### Brief
Where the word "only" occurs in a line of the data, return the whole line.

═══ Source material

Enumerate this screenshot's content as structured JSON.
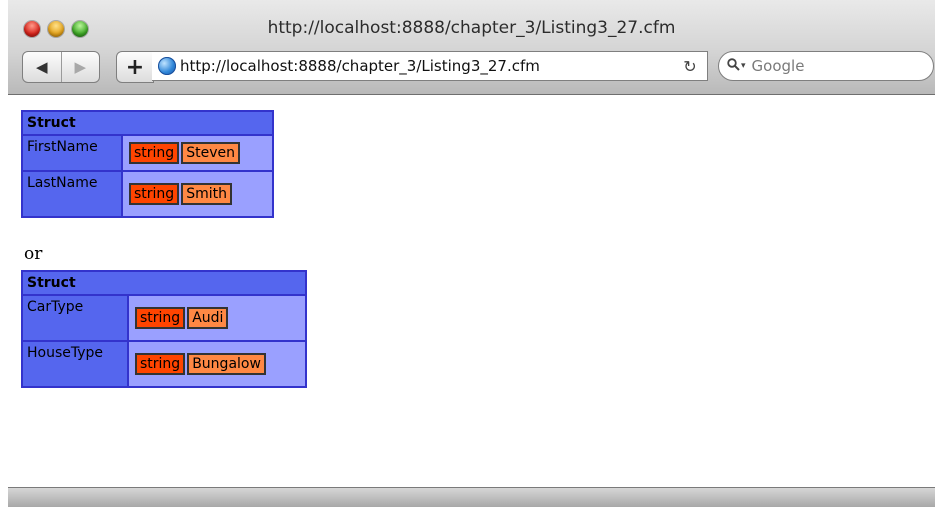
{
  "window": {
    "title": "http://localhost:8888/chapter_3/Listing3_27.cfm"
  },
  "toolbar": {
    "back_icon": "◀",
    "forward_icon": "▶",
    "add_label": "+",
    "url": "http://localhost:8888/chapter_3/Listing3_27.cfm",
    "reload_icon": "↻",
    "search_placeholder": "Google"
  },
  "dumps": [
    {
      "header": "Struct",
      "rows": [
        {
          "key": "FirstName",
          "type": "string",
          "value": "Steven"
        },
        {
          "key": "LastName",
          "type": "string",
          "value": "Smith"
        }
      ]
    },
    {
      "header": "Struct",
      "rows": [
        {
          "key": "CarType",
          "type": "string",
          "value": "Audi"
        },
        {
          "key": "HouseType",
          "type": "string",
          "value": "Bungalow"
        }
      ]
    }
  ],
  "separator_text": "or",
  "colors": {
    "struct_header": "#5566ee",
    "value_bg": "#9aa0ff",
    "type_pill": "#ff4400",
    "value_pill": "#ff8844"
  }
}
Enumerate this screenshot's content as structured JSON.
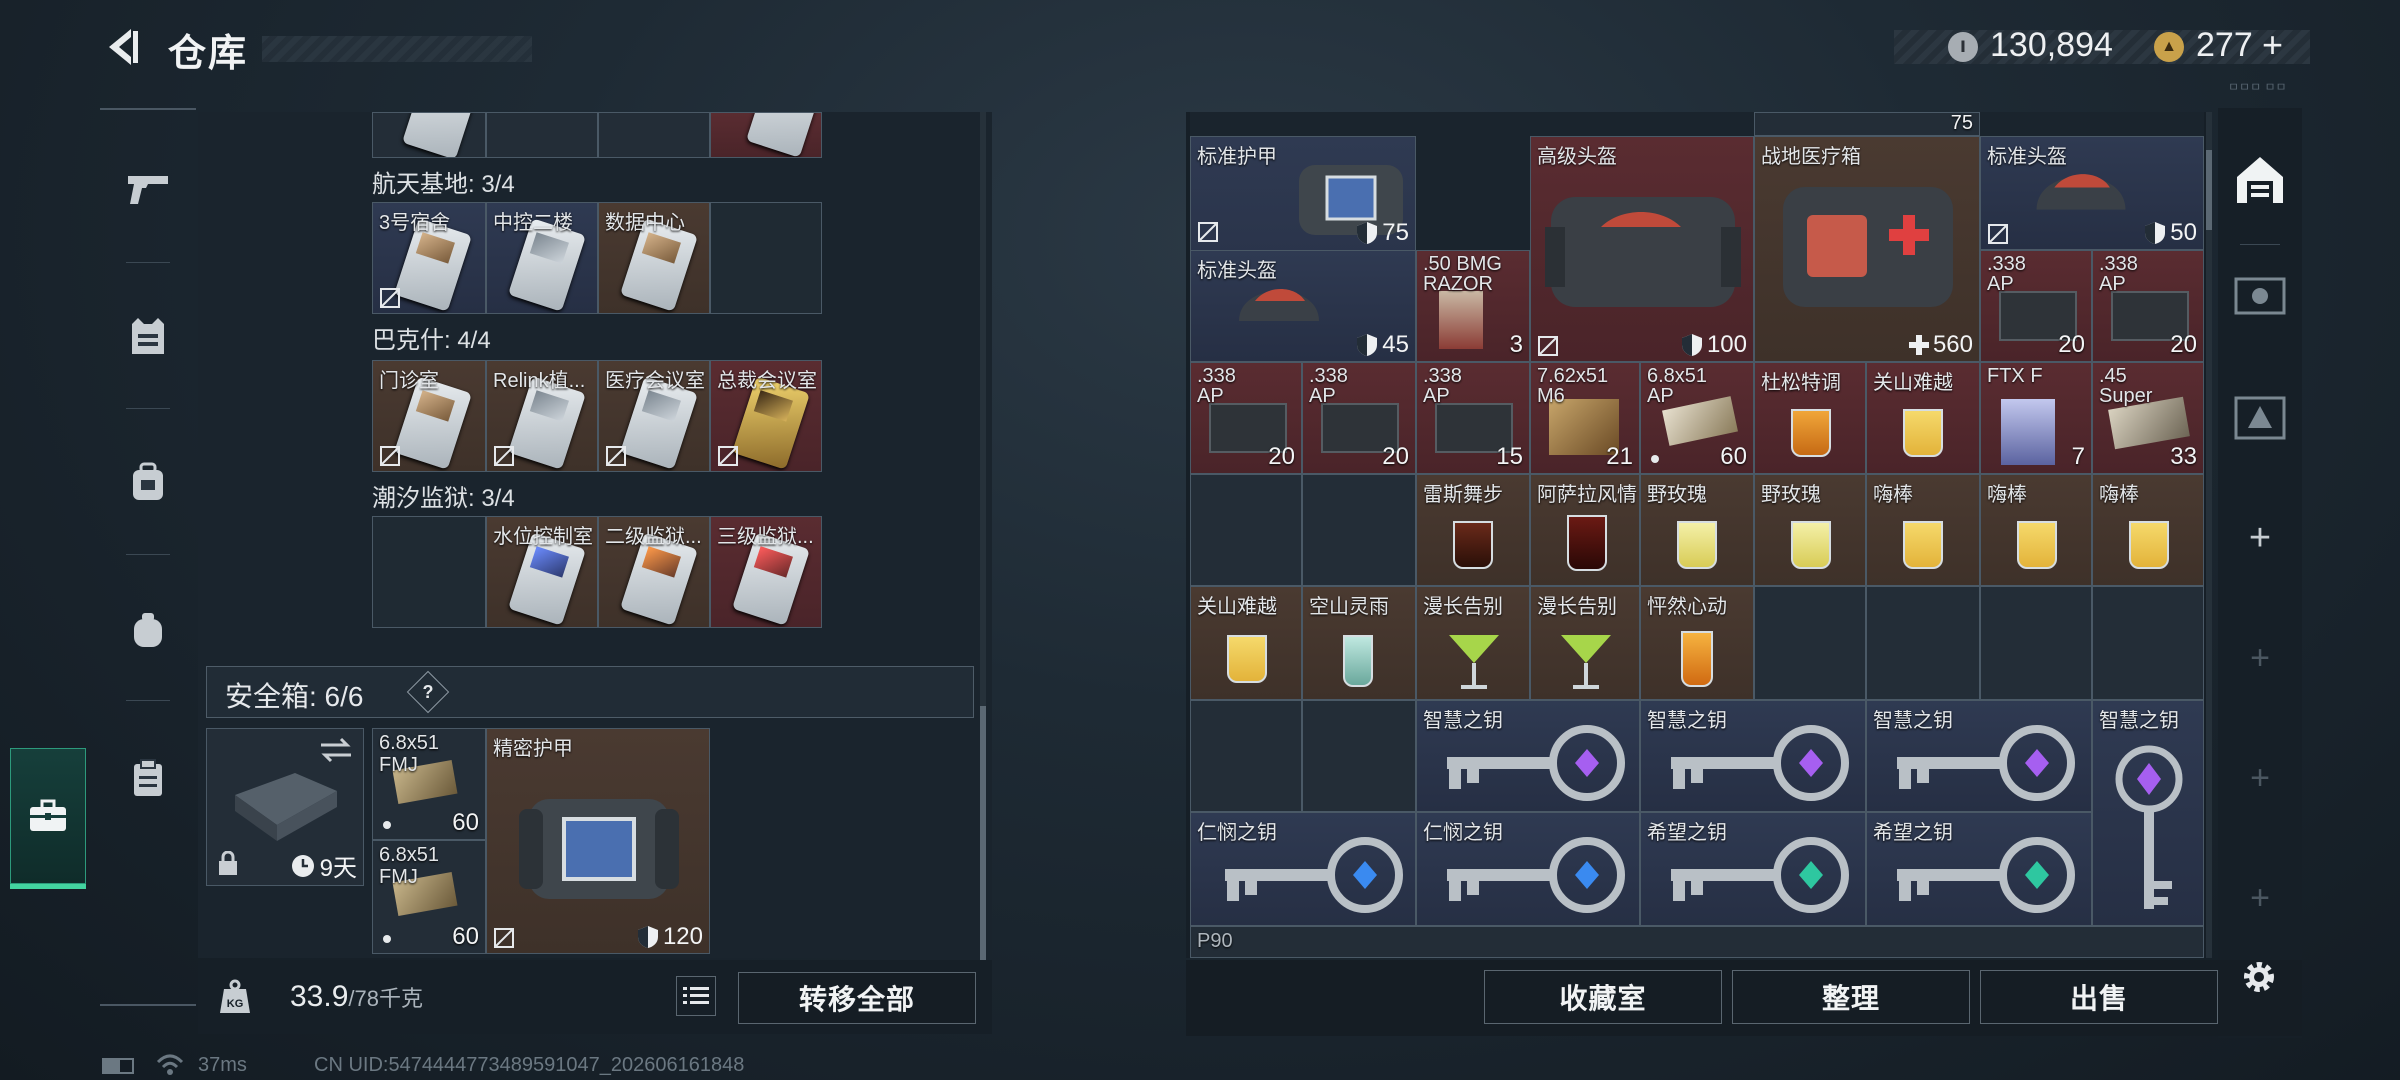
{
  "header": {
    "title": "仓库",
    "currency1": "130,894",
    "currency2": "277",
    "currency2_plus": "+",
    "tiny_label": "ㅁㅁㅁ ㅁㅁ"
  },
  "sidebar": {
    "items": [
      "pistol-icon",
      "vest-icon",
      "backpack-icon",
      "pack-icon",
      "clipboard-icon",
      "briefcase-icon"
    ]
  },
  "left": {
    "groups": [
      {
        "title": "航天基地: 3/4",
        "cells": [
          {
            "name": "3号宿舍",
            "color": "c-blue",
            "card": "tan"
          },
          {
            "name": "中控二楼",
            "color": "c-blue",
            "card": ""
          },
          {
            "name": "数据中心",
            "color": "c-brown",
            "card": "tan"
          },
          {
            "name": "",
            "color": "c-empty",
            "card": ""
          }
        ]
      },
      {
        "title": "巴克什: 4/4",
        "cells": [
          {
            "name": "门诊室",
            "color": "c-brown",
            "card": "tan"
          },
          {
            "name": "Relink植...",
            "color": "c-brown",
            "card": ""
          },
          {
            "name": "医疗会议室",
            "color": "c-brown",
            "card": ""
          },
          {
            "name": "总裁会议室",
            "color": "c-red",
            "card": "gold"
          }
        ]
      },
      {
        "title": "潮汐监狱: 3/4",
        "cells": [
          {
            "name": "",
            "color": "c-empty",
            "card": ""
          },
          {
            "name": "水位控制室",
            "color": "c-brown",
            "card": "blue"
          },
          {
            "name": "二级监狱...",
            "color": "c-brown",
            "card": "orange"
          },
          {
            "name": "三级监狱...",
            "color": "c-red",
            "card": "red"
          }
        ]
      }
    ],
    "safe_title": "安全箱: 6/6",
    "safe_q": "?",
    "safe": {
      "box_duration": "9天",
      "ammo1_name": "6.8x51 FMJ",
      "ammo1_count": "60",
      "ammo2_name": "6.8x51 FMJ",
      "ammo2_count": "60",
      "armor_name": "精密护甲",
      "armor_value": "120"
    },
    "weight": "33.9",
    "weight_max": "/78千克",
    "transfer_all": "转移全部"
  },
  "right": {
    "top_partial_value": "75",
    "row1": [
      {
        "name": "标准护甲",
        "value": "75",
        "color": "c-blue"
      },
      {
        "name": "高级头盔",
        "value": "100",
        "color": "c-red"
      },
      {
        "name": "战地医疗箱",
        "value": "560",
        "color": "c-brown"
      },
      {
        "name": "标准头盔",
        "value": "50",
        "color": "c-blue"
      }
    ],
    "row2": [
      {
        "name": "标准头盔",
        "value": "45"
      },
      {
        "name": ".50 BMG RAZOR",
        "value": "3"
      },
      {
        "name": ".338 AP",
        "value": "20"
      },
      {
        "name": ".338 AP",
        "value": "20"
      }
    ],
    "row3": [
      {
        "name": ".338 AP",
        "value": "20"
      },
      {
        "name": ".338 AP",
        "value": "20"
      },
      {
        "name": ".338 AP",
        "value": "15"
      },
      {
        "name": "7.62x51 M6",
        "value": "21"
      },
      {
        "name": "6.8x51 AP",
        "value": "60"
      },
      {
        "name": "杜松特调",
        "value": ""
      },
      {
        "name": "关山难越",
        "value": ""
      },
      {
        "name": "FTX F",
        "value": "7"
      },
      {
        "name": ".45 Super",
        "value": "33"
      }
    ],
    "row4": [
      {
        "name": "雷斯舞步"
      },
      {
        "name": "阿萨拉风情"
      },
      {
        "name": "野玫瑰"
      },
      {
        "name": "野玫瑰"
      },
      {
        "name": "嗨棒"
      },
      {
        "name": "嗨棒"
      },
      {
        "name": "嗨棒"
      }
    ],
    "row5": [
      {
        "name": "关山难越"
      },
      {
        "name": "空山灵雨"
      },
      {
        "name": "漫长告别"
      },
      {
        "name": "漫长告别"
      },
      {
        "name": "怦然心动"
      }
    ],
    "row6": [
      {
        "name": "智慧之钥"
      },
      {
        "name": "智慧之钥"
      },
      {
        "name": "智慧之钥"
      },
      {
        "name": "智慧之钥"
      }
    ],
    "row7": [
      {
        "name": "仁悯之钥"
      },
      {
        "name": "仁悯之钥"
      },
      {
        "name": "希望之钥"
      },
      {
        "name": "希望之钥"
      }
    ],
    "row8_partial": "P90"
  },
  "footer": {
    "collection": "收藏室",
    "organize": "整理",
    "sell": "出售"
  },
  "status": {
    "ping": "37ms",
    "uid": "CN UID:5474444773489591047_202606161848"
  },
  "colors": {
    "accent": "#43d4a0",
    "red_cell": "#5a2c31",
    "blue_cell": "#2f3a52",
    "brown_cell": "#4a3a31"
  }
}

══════
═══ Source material

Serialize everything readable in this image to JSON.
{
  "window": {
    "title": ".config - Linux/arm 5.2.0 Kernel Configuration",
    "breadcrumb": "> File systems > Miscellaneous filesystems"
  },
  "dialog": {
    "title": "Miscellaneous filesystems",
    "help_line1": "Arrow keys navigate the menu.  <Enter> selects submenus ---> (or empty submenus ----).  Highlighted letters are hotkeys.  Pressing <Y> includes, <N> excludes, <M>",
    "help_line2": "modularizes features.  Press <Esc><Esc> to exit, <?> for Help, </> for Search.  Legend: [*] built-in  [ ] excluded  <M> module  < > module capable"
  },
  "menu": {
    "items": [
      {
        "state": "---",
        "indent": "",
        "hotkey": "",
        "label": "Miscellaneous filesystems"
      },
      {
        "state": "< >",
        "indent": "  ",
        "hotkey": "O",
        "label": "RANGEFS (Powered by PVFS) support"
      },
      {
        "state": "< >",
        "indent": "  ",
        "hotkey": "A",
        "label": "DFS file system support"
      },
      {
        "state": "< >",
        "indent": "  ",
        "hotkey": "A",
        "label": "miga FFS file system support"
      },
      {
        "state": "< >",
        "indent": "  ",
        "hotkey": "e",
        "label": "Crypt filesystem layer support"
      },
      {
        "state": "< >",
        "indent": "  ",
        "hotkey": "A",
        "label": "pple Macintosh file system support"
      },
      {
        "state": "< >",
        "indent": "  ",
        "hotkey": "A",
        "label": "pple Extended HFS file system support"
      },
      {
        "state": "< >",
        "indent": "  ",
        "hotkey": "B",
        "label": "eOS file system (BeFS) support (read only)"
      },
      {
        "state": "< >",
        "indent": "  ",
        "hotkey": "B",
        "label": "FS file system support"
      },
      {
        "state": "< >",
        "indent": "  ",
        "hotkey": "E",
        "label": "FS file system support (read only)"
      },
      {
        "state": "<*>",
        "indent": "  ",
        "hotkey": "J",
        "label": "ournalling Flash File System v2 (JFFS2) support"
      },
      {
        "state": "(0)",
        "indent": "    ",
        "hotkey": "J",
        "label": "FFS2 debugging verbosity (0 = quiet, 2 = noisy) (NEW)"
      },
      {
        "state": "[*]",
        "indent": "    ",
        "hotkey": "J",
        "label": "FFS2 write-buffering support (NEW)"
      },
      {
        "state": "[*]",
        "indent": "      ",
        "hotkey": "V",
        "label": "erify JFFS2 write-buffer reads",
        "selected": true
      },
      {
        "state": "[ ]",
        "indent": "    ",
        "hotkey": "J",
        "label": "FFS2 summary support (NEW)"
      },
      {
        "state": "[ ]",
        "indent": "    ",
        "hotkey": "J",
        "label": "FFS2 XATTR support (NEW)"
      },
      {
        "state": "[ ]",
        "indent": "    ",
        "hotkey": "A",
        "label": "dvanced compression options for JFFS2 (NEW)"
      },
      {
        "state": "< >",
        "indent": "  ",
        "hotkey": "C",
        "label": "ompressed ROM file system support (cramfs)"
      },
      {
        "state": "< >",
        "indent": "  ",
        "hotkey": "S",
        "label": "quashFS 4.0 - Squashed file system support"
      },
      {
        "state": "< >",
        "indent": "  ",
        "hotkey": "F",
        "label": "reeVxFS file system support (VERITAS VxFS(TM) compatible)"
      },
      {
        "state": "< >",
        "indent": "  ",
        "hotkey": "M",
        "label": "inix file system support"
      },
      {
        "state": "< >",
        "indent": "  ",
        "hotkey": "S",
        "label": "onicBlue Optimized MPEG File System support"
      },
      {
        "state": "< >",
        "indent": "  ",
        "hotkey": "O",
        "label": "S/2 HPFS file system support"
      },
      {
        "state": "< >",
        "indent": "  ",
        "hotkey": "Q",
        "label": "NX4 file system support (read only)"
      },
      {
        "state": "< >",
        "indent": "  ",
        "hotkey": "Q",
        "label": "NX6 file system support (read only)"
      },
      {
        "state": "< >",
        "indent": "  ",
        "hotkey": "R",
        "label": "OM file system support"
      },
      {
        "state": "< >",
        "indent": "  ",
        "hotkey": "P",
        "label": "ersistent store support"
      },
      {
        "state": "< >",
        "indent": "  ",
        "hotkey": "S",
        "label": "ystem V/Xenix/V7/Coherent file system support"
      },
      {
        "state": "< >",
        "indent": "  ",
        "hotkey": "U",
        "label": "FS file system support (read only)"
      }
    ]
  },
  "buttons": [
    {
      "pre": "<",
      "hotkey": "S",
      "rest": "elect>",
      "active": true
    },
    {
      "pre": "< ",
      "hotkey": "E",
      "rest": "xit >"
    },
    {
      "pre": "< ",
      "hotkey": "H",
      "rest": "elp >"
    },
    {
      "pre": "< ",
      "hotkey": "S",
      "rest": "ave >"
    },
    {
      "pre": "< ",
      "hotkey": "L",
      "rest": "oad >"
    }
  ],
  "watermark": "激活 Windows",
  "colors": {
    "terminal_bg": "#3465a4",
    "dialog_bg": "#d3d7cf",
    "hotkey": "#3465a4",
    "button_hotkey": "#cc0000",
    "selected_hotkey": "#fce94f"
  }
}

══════

### Result of this task
        "label": "eOS file system (BeFS) support (read only)"
        "label": "FS file system support (read only)"
        "label": "NX4 file system support (read only)"
        "label": "NX6 file system support (read only)"
        "label": "FS file system support (read only)"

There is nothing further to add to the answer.